A lottery is a game in which numbers are drawn for a prize. It is considered gambling because the winner is determined by chance and not merit. Some governments outlaw lotteries, while others endorse them and organize state and national games. The prize money can be cash or goods. The word comes from the Latin lutor, meaning “fate”. A lottery is also called a game of skill or fate.
The origins of the lottery go back to ancient times. The Old Testament instructed Moses to take a census of Israel and divide the land by lot, and Roman emperors gave away property and slaves in this way. During the late eighteenth and early nineteenth centuries, many American colonists used lotteries to fund private and public ventures. During the 1740s and 1750s, Princeton and Columbia universities were founded by lottery funds. Lotteries helped fund canals, bridges, schools, churches, and other local projects.
Some people use the term lottery to refer to anything that depends on luck or chance, but it’s usually reserved for a specific type of gambling. The most common form of lottery is a game where people buy numbered tickets, and the ones with the winning numbers win a prize. There are also scratch-off tickets and games that let players pick their own numbers. Some of these games have fixed prizes, while others offer a percentage of the total ticket sales.
A lot of people spend a significant amount of their income on lottery tickets, and they often do it over long periods of time. They might even play multiple games at once, and they may spend more than $50 a week on their tickets. These people defy our expectations, and they’re not stupid or irrational.
The fact is, the lottery is a very lucrative business. People spend billions of dollars on it every year, and the winnings can be enormous. In some cases, lottery winners have won as much as $80 million. The average lottery jackpot is around $20 million.
Despite its popularity, the lottery is a dangerous game. It can lead to gambling addiction, which is a serious problem that affects the health and well-being of individuals and families. It can also lead to covetousness, which is a sin against God. Covetousness is the root cause of a lot of problems, including poverty. People are tempted to believe that if they win the lottery, they will have everything they want in life. But God says, “You cannot have my blessing if you want your neighbor’s curse.”
Some states have laws regulating the lottery, and some don’t. Lottery regulation is similar to the way that state governments regulate alcohol and tobacco, both of which are considered sins. Some people are willing to pay for a sin tax, and the government is not as concerned about the negative effects as it is with taxes on other vices.

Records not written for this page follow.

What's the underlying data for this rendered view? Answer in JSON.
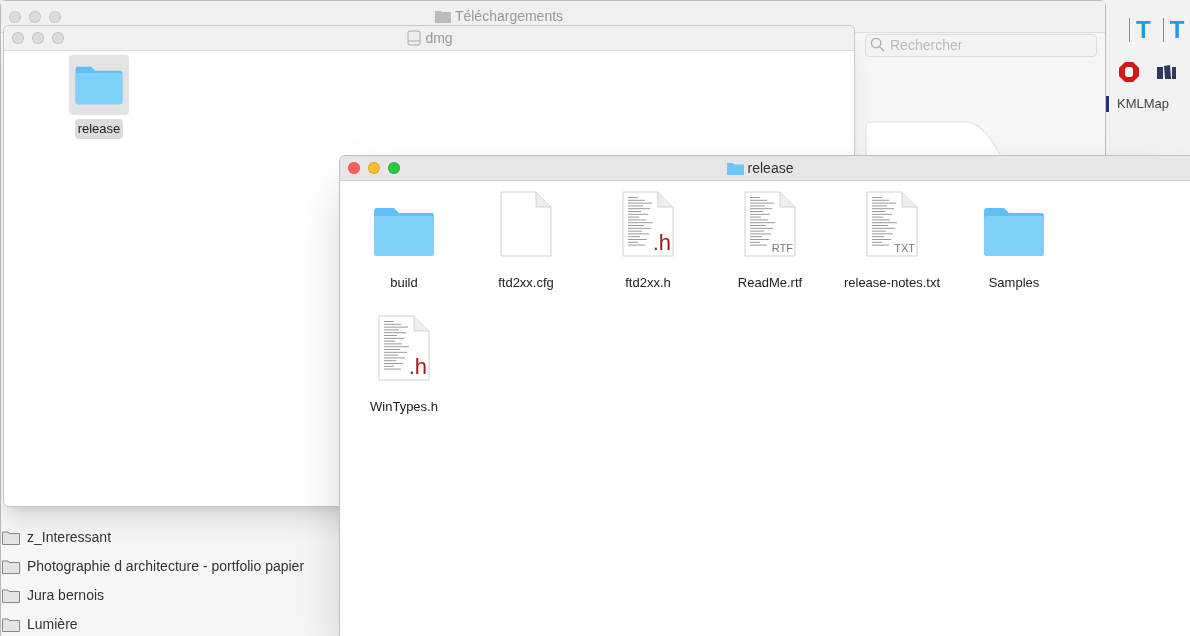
{
  "downloads_window": {
    "title": "Téléchargements",
    "active": false,
    "search": {
      "placeholder": "Rechercher"
    },
    "folders": [
      "z_Interessant",
      "Photographie d architecture - portfolio papier",
      "Jura bernois",
      "Lumière"
    ]
  },
  "side_app": {
    "toolbar_letters": [
      "T",
      "T"
    ],
    "bookmark": "KMLMap"
  },
  "dmg_window": {
    "title": "dmg",
    "active": false,
    "items": [
      {
        "name": "release",
        "kind": "folder",
        "selected": true
      }
    ]
  },
  "release_window": {
    "title": "release",
    "active": true,
    "items": [
      {
        "name": "build",
        "kind": "folder",
        "selected": false
      },
      {
        "name": "ftd2xx.cfg",
        "kind": "blank",
        "selected": false
      },
      {
        "name": "ftd2xx.h",
        "kind": "doc",
        "badge": ".h",
        "selected": false
      },
      {
        "name": "ReadMe.rtf",
        "kind": "doc",
        "badge": "RTF",
        "selected": false
      },
      {
        "name": "release-notes.txt",
        "kind": "doc",
        "badge": "TXT",
        "selected": false
      },
      {
        "name": "Samples",
        "kind": "folder",
        "selected": false
      },
      {
        "name": "WinTypes.h",
        "kind": "doc",
        "badge": ".h",
        "selected": false
      }
    ]
  }
}
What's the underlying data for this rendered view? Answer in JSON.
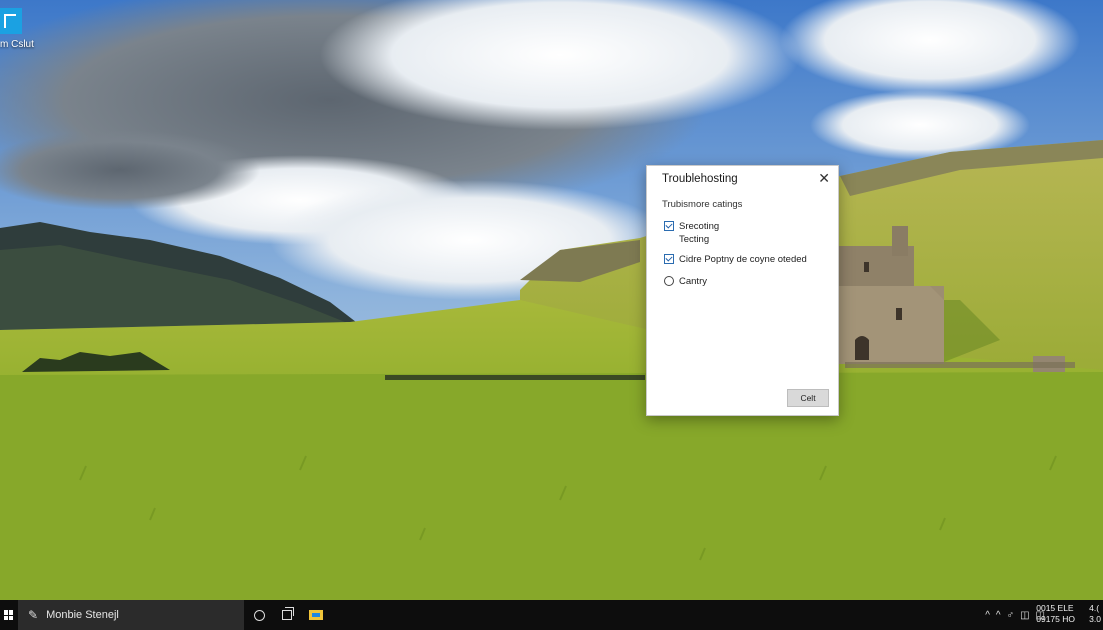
{
  "desktop": {
    "icon_label": "m Cslut"
  },
  "dialog": {
    "title": "Troublehosting",
    "close_glyph": "✕",
    "section_label": "Trubismore catings",
    "options": [
      {
        "label": "Srecoting Tecting",
        "checked": true,
        "kind": "checkbox"
      },
      {
        "label": "Cidre Poptny de coyne oteded",
        "checked": true,
        "kind": "checkbox"
      },
      {
        "label": "Cantry",
        "checked": false,
        "kind": "radio"
      }
    ],
    "button_label": "Celt"
  },
  "taskbar": {
    "search_text": "Monbie Stenejl",
    "tray_icons": [
      "^",
      "^",
      "♂",
      "◫",
      "◫"
    ],
    "clock_line1": "0015 ELE",
    "clock_line2": "09175 HO",
    "notif_line1": "4.(",
    "notif_line2": "3.0"
  },
  "colors": {
    "taskbar": "#0d0d0d",
    "search_box": "#2b2b2b",
    "checkbox_accent": "#1f5ea8"
  }
}
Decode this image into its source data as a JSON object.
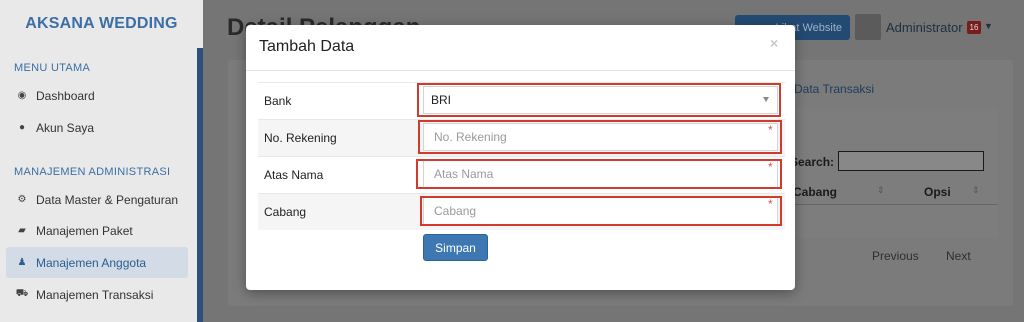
{
  "sidebar": {
    "brand": "AKSANA WEDDING",
    "section1": "MENU UTAMA",
    "section2": "MANAJEMEN ADMINISTRASI",
    "items": [
      {
        "label": "Dashboard",
        "icon": "dashboard-icon"
      },
      {
        "label": "Akun Saya",
        "icon": "user-icon"
      },
      {
        "label": "Data Master & Pengaturan",
        "icon": "gears-icon"
      },
      {
        "label": "Manajemen Paket",
        "icon": "book-icon"
      },
      {
        "label": "Manajemen Anggota",
        "icon": "users-icon",
        "active": true
      },
      {
        "label": "Manajemen Transaksi",
        "icon": "cart-icon"
      }
    ]
  },
  "background": {
    "page_title": "Detail Pelanggan",
    "top_button": "Lihat Website",
    "user_name": "Administrator",
    "badge_count": "16",
    "tab_label": "Data Transaksi",
    "search_label": "Search:",
    "columns": [
      "Cabang",
      "Opsi"
    ],
    "pagination": {
      "previous": "Previous",
      "next": "Next"
    }
  },
  "modal": {
    "title": "Tambah Data",
    "close": "×",
    "fields": {
      "bank": {
        "label": "Bank",
        "value": "BRI"
      },
      "rekening": {
        "label": "No. Rekening",
        "placeholder": "No. Rekening"
      },
      "atas_nama": {
        "label": "Atas Nama",
        "placeholder": "Atas Nama"
      },
      "cabang": {
        "label": "Cabang",
        "placeholder": "Cabang"
      }
    },
    "required_mark": "*",
    "save_label": "Simpan"
  },
  "colors": {
    "primary": "#3e78b3",
    "highlight": "#d23a2e",
    "required": "#d9534f"
  }
}
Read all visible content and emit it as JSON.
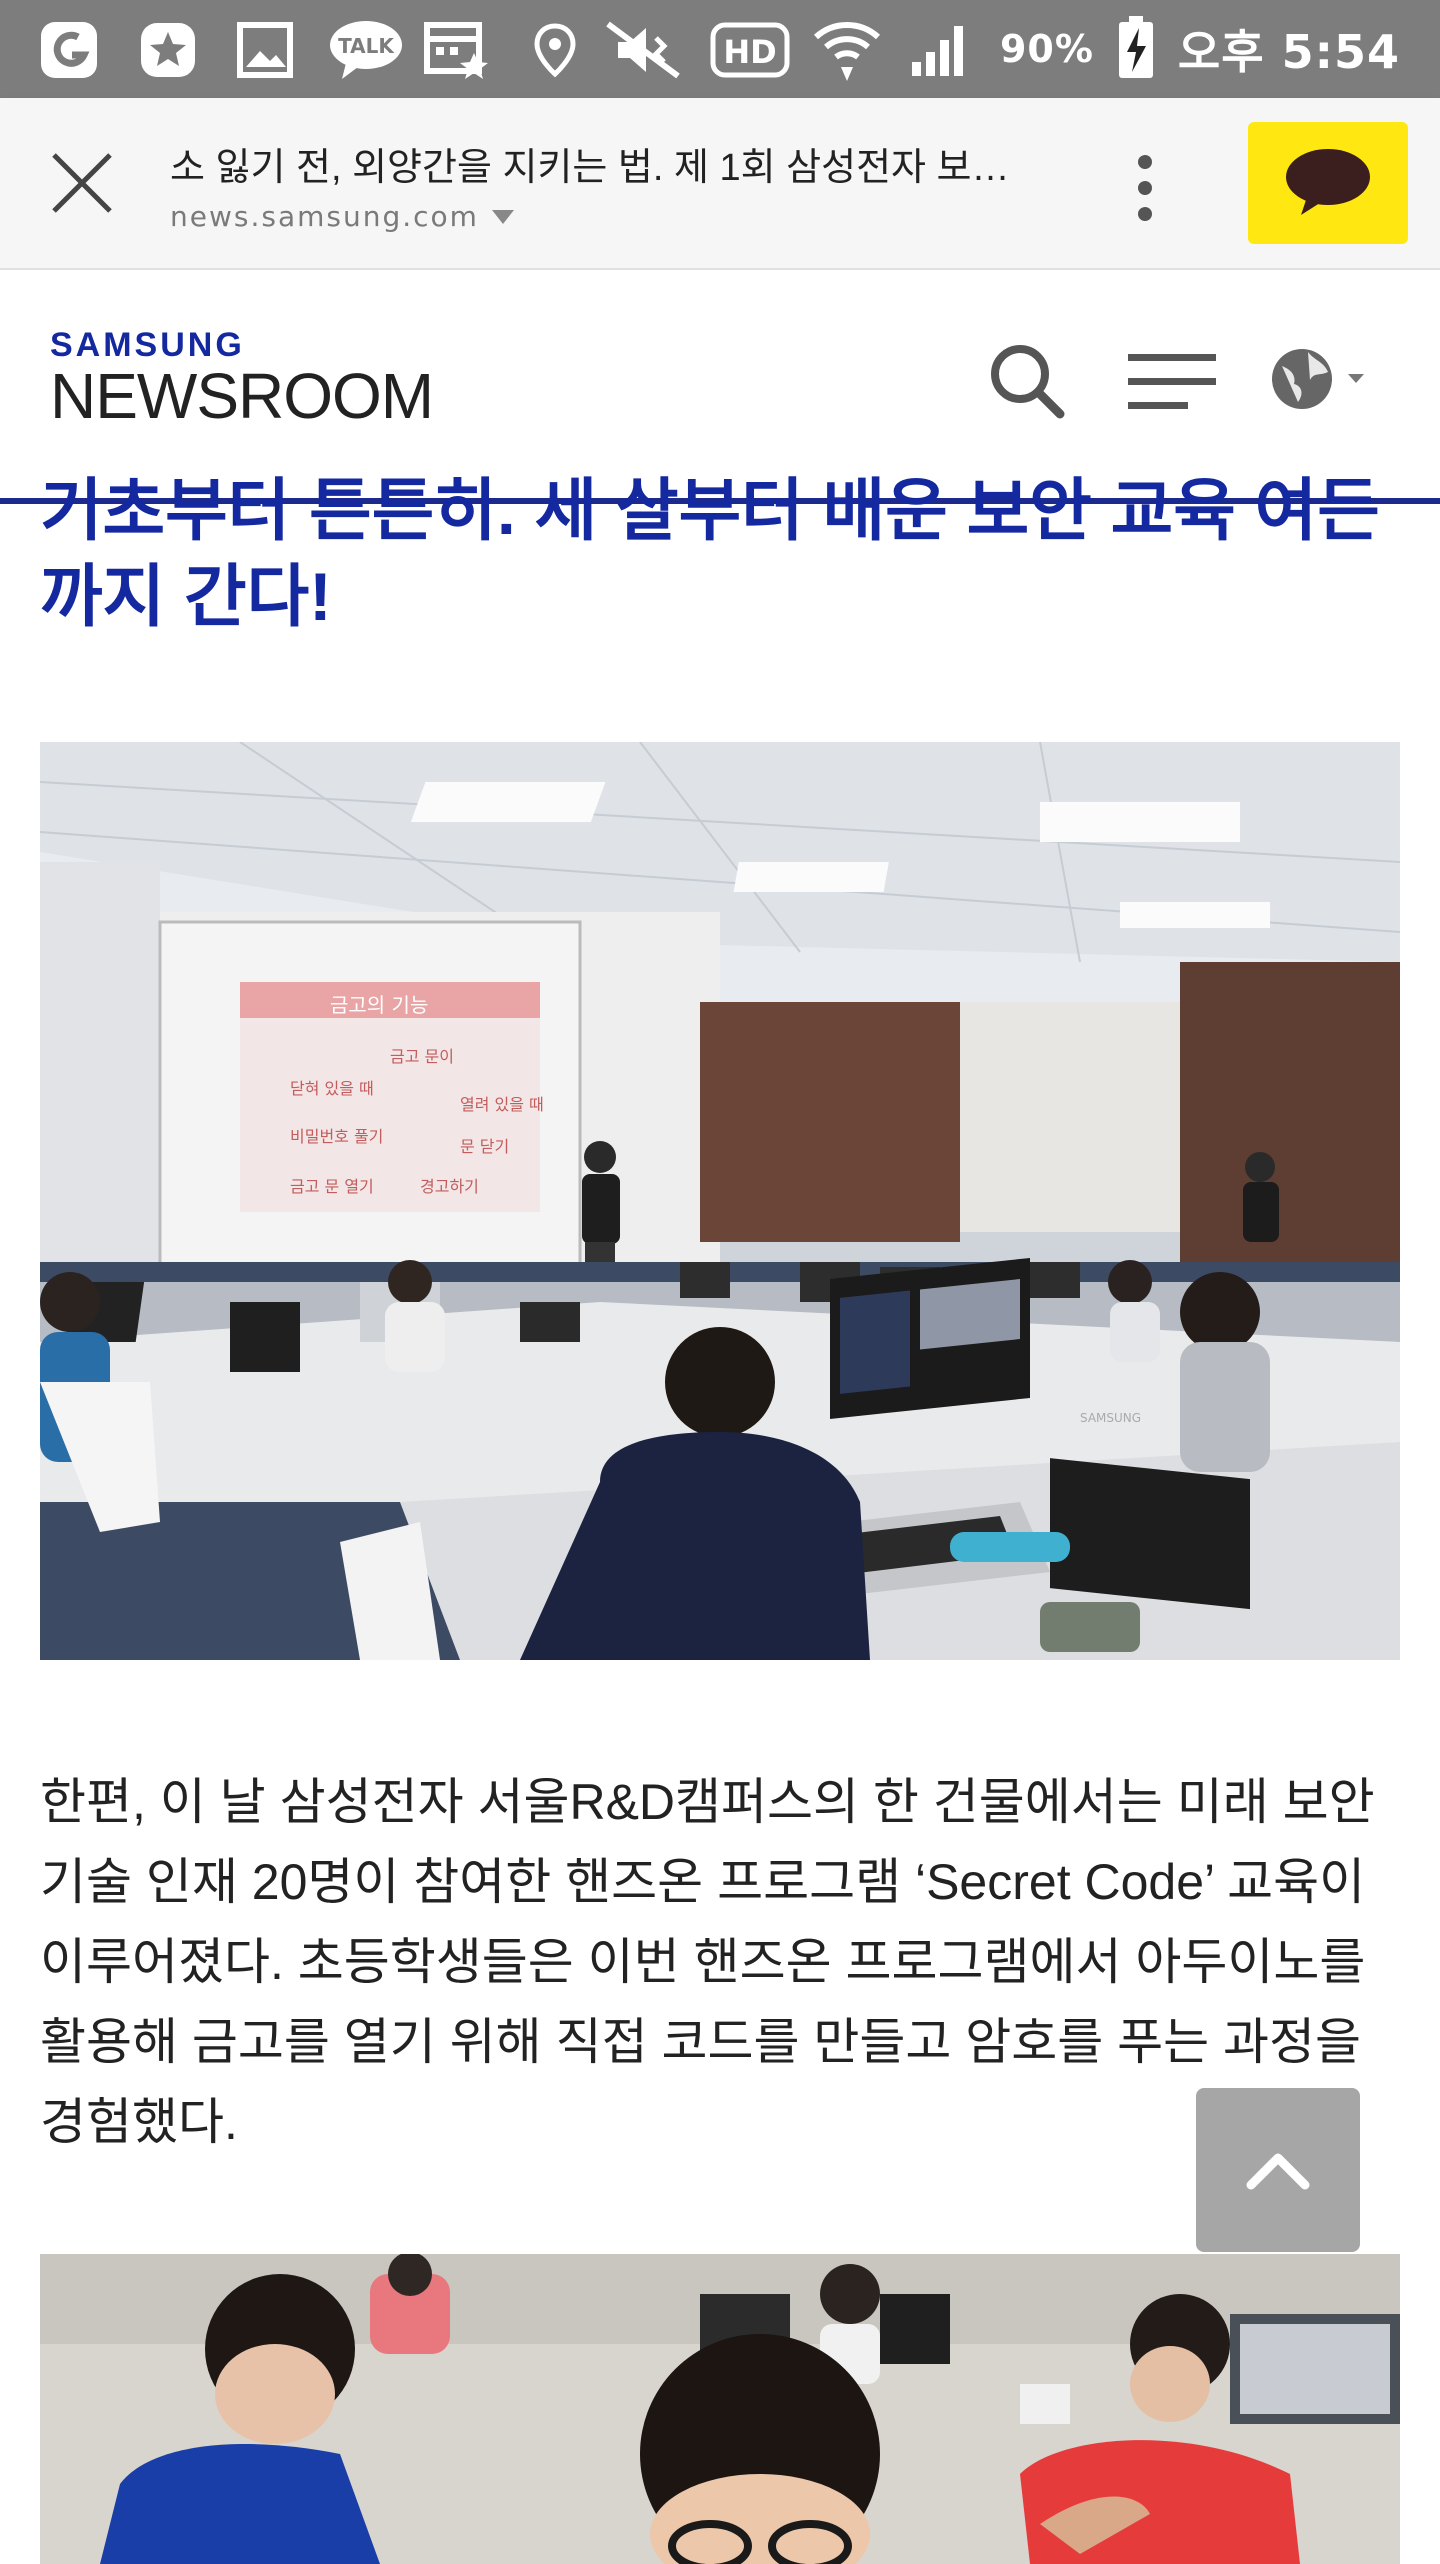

However, some people think that replacing sin taxes with lottery funds is a mistake because it takes away money that could be used for education, healthcare, and infrastructure.